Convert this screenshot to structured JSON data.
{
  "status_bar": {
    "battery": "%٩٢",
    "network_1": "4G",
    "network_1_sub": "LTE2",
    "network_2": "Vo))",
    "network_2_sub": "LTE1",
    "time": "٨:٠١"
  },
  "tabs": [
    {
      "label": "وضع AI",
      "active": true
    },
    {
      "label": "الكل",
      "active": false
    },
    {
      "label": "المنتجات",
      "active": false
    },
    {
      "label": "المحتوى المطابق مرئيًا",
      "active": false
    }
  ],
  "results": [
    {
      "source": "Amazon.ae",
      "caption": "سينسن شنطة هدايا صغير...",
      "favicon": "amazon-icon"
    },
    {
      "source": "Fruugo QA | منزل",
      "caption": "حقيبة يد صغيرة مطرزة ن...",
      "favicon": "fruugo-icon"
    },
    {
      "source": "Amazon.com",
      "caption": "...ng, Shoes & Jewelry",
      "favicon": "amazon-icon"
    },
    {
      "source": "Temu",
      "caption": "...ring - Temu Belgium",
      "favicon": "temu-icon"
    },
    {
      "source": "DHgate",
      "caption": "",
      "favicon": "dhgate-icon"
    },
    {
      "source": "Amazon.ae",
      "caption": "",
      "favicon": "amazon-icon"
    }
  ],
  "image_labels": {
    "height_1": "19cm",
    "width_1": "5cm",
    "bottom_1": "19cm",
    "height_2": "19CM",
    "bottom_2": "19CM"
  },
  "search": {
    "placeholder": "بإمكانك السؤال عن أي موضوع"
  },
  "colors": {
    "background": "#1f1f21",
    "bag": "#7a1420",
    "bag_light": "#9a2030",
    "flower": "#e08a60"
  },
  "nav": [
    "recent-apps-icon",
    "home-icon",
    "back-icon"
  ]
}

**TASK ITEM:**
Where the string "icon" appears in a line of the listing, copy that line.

**TASK OUTPUT:**
      "favicon": "amazon-icon"
      "favicon": "fruugo-icon"
      "favicon": "amazon-icon"
      "favicon": "temu-icon"
      "favicon": "dhgate-icon"
      "favicon": "amazon-icon"
    "recent-apps-icon",
    "home-icon",
    "back-icon"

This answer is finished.